THE OTHER PALACE THEATRE, LONDON
This revival of the two-time Tony Award winning Falsettos is a truly funny but poignant examination of the dynamics of an alternative family revolving around the life of a Jewish gay man Marvin (Daniel Boys), his wife (Laura Pitt-Pulford), his lover (Oliver Savile), his soon to be bar mitzvahed son (Albert Atack), their psychiatrist (Joel Montague), and the lesbian neighbours (Natasha Barnes & Gemma Knight-Jones).
The genesis of Falsettos goes back as far as 1979 when the first part of what would be a trilogy opened. It was called In Trousers, and March of the Falsettos and Falsettoland would follow. This is only worth mentioning because some of the personal politics behind some of the sentiments in some of the opening moments are a little shall we say unenlightened compared to the sexual politics of today. When Marvin says “a kid, wife and lover. I want it all” it seems it is without regard for the feelings of those involved. Marvin’s selfishness is revealed further when he sings his wife will need to be checked for “Syphilis, hepatitis too!” from his sleeping around with men.
Laura Pitt-Pulford excels as Trina his wife and her song “I’m Breaking Down” is the showstopper of the first act. Albert Atack steals the show as sensitive, wise beyond his years Jason, with songs such as “My Father’s a Homo” – channelling the kid Adam off TV’s The Goldbergs he charms us completely.
It is from this ambiguous start we see Marvin’s journey, as he transforms into the responsible father, lover and ex-husband he wants to be; as he finally creates his own ‘found family’ through songs such as “Father to Son”.
“Something Bad Is Happening” heralds the appalling spectre of the AIDS epidemic and a bereavement forms the emotional apex of the show. Where Falsettos really excels and what really chafes like a raw nerve is that we see how they have collectively grown so much and come so far and should have had the luxury of time to enjoy their new found freedom. When Marvin sings “How am I to face tomorrow after being screwed out of today” it reflects all those that died prematurely, often at the peak of their creativity or success leaving all around them bereft.
It might be happy coincidence or perhaps an eye to the zeitgeist that Torch Song (also a trilogy conceived in 1979 about the trials and tribulations of a Jewish gay man) is being revived at the new Turbine Theatre – needless to say a review will be coming from Queerguru shortly. Mazel Tov!!

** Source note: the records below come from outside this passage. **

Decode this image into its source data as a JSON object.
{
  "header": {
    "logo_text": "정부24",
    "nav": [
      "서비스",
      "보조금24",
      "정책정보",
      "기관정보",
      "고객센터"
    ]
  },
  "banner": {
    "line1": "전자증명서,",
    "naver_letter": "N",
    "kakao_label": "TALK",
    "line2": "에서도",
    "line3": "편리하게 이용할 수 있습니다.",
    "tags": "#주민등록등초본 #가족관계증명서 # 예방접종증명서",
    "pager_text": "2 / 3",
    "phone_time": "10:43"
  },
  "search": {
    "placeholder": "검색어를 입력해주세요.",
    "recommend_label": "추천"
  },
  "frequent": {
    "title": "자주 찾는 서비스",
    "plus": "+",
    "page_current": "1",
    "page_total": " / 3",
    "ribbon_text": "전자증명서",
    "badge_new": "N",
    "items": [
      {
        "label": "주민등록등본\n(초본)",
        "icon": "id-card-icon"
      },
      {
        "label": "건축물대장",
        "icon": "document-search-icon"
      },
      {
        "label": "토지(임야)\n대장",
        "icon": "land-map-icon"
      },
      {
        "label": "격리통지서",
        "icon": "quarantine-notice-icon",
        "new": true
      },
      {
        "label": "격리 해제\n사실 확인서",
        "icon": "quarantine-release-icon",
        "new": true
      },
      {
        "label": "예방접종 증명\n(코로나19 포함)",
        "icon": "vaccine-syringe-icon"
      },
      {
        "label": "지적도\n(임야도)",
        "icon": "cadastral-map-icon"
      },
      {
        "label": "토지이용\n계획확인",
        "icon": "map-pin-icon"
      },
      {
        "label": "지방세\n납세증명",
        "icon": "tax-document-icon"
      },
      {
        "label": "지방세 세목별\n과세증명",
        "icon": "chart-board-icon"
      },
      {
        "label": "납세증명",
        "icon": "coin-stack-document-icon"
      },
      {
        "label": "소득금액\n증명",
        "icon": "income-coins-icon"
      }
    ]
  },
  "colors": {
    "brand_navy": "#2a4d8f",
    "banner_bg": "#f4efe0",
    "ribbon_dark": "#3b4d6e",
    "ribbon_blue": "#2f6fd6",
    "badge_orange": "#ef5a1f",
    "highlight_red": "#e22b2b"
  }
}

REVIEW : JONNY WARD
Jonny Ward, Queerguru Contributing Editor is a drama graduate but has worked backstage for many years at venues such as The ROYAL ALBERT Hall, The 02, Southbank Centre and is currently at The National Theatre. He lives in Hoxton, London and is delighted to check out the latest, the hottest and the downright dodgy in queer culture for Queerguru. (P.S. He is currently single) @JonnyWard360